LONDON Oct 18 You would never guess from inside
Beverley Robinson's tidy flat, with its potted plants, family
photos and panoramic view of London, that her building is
But the corridor outside is eerily quiet and the children's
playground downstairs lies empty and overgrown. Most neighbours
have left and their old flats are shuttered up to deter
The building is cut off from the street by a fence topped
with sharp metal blades and manned by security guards. For the
last few remaining residents, simple things like receiving
deliveries have become arduous.
This is one of the flashpoints in London's housing crisis.
Unaffordable rents and long waiting lists for social housing
have made it harder and harder for people on low incomes to find
homes in London, where average property prices have risen by 90
percent over the past 10 years, far outstripping income growth.
Robinson and a few others are resisting a 1.5-billion-pound
($1.9-billion), two-decade scheme to flatten the dilapidated
Aylesbury Estate, one of Britain's largest social housing
projects, and build thousands of new homes in its place.
The rest of the estate remains fully inhabited, but the
section where Robinson lives is being emptied because it is the
first due to come down.
"I can't move because I've got nowhere to go," she said.
Robinson owns her flat and has lived in it for 28 years. She
says the 225,000 pounds she has been offered for it by the local
authority, Southwark Council, is nowhere near enough for her to
buy a comparable property in the area.
The average price of a flat in Southwark is 470,000 pounds
and has more than doubled over the past decade, according to the
Office for National Statistics.
The council says homeowners like Robinson have been offered
shared equity in new homes where they can live rent free.
Robinson says the offer is unaffordable, and she wants the
security of full ownership.
"They talk about this brand new sparkling development, but
when you read the small print it's a different story," she said.
For a Reuters Wider Image photo essay, click on: reut.rs/2eMhQX0
She and seven other Aylesbury homeowners won a rare victory
last month when the government blocked the forced purchase of
their homes by the council, citing human rights concerns and
saying the council had not sufficiently negotiated.
Southwark will go to court to challenge the decision, which
it said jeopardised a scheme that will deliver quality
affordable housing for thousands of Londoners.
Built in the 1960s and 70s, the Aylesbury has 2,750 homes,
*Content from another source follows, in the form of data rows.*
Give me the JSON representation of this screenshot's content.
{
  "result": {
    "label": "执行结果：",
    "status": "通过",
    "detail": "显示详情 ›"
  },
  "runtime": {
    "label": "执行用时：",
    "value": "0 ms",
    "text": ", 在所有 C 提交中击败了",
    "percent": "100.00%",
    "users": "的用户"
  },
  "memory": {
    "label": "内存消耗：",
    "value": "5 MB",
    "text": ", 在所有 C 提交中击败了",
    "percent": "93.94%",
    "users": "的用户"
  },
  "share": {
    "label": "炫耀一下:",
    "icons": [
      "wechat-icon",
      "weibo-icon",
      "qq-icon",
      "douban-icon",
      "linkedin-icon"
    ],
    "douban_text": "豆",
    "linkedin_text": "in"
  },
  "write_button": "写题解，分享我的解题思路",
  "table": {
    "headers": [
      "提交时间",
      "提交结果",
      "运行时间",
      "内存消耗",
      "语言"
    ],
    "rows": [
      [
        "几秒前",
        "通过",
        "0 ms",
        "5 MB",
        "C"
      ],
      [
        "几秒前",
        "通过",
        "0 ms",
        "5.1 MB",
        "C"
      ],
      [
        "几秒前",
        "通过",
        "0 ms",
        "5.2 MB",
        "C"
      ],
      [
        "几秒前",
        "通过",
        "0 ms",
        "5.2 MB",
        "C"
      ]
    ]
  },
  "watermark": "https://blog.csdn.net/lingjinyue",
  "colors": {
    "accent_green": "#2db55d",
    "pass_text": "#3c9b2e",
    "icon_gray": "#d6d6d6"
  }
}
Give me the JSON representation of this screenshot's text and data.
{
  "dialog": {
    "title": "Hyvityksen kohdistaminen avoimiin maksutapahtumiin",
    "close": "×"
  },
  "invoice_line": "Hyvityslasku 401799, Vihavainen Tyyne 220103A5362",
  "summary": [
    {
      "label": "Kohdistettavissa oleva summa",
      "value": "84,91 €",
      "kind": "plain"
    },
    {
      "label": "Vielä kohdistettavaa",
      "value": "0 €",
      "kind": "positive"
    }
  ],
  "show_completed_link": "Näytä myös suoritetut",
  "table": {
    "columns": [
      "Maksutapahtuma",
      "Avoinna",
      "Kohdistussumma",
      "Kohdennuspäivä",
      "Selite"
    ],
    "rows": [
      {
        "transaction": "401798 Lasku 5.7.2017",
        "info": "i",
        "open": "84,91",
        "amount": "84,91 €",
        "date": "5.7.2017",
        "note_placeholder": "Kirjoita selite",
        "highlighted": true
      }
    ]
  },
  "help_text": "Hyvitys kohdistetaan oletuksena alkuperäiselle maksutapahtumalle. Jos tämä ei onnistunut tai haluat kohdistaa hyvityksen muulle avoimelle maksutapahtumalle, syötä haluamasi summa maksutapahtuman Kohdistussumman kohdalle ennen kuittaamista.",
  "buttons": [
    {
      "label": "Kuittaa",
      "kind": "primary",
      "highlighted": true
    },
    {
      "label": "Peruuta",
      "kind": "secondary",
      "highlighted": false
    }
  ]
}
mostly in rows of monolithic grey blocks. Many residents say it
has been a good home and community, but has suffered neglect.
"We've been reported as hell's waiting room but it's not
true," said Jean Bartlett, a tenant for 40 years.
The council says the estate is poor quality housing. It has
sold the site to a company that will build 3,575 new homes
there, a mix of private homes for sale at market rates and
others available to rent or part-buy under affordable schemes.
While the total number of homes on the site will rise, the
number available at low social rents will drop by 40 percent.
Southwark says those losing their homes on the Aylesbury
will be helped to find new ones, either as social tenants or as
buyers. It says many residents support the scheme.
Bartlett, who chairs a residents' association, is one of
them, even though her pristine ground-floor home with a large
garden where she grows flowers and vegetables will eventually be
She said regeneration was residents' best hope of moving to
better housing, but added that people felt very differently
about the scheme depending on individual circumstances, such as
whether they were tenants or homeowners.
"Some want it, some don't," she said.
Bartlett felt the bigger picture was that there just wasn't
enough social housing in London, while private rentals were too
"I'm mortified about the housing crisis in London," she
said. "I fear for my grandchildren."
($1 = 0.8042 pounds)
(Editing by Robin Pomeroy)